▶ WHAT THE EXERCISE ASKS:
Using the data below, return all lines in which "Livello" appears.

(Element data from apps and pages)
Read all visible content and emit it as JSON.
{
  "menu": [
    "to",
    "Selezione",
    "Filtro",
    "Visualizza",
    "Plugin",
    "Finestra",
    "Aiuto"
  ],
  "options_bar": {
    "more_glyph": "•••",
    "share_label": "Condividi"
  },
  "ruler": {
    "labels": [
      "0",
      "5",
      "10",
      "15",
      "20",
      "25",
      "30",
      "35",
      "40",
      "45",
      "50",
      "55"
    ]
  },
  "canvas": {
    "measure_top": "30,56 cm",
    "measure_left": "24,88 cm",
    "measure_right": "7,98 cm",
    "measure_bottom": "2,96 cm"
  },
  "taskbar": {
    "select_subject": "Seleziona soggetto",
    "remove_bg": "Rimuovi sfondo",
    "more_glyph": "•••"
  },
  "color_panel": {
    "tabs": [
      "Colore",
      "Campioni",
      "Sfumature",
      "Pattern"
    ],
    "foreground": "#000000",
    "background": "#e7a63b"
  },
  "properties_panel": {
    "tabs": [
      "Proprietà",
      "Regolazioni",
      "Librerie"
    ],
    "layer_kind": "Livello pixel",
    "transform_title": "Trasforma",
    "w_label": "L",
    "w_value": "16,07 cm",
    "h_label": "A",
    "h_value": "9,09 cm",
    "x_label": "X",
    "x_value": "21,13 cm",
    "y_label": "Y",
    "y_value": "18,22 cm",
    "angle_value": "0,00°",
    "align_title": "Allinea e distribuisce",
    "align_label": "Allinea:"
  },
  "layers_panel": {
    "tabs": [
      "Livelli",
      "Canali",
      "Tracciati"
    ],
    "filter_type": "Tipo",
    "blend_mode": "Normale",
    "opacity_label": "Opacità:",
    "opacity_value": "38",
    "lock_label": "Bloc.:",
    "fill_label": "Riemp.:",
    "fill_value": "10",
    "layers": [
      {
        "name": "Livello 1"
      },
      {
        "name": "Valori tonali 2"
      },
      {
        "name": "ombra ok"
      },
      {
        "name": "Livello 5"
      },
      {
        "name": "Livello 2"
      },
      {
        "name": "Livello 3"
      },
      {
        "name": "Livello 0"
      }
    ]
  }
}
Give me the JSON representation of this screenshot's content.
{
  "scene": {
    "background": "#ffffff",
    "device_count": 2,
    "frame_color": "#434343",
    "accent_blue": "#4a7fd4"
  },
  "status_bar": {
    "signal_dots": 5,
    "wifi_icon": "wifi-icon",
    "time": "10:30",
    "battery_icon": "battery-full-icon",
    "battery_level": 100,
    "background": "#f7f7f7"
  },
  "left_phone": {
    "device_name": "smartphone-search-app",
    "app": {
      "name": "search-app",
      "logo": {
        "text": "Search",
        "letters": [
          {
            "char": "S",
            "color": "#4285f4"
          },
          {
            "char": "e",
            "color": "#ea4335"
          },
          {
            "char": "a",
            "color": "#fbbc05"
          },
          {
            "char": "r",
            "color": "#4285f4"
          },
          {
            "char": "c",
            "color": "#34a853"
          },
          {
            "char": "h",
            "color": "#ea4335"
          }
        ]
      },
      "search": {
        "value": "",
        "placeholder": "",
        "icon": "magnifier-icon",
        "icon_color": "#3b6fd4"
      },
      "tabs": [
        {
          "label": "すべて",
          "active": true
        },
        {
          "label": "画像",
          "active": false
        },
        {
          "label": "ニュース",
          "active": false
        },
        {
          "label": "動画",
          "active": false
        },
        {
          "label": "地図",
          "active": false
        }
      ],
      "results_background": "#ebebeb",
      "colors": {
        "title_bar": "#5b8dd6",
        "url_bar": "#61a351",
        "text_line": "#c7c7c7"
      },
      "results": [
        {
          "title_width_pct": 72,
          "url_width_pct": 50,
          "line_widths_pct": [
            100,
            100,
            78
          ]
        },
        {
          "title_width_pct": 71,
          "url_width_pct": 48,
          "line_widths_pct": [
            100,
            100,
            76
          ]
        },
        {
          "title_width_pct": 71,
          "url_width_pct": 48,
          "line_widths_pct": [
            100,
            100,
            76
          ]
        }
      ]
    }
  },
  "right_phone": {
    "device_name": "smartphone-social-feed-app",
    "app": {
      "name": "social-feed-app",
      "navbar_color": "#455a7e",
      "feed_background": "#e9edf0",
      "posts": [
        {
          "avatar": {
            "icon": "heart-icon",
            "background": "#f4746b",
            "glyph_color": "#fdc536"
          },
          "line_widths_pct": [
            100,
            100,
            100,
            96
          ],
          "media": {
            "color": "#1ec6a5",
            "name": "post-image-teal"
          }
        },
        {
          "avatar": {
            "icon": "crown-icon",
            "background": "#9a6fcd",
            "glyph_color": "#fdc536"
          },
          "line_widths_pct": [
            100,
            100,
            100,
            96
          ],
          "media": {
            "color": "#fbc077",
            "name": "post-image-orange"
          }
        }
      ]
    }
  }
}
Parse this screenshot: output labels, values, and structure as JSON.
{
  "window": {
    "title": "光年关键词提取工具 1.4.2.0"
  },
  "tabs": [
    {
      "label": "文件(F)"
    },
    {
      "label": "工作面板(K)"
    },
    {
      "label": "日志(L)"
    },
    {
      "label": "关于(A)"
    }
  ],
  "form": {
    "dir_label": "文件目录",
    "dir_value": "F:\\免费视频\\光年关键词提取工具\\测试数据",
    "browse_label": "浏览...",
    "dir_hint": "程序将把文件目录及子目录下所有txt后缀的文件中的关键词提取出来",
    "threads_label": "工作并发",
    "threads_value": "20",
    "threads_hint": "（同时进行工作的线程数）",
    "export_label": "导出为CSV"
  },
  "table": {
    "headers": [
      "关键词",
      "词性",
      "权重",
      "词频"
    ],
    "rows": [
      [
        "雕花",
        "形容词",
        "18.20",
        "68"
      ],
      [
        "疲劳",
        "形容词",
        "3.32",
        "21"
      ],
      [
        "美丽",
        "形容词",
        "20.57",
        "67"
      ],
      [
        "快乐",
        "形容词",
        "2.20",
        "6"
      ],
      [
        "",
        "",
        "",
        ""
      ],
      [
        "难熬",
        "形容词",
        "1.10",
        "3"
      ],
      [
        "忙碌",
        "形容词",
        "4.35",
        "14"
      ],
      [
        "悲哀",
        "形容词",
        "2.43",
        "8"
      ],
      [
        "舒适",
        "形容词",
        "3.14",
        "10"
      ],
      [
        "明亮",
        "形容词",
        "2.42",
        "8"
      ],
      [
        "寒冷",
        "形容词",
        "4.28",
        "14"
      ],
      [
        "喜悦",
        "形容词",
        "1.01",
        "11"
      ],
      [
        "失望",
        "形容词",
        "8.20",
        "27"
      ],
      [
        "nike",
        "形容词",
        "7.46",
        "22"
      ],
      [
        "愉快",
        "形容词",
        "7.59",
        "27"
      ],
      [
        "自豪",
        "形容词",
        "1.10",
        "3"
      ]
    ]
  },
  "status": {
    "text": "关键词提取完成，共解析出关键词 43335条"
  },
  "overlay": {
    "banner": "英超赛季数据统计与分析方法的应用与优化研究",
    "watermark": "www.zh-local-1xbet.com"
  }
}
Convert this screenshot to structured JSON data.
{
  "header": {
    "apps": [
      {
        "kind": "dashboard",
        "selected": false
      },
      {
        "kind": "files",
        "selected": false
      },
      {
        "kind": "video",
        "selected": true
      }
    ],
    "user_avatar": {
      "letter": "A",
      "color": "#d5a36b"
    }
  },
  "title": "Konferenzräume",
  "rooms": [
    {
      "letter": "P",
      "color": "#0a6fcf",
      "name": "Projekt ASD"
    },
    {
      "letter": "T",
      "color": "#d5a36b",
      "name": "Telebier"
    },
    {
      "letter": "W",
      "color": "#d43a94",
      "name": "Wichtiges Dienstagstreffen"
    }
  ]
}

▶ WRITTEN SOLUTION:
    "layer_kind": "Livello pixel",
        "name": "Livello 1"
        "name": "Livello 5"
        "name": "Livello 2"
        "name": "Livello 3"
        "name": "Livello 0"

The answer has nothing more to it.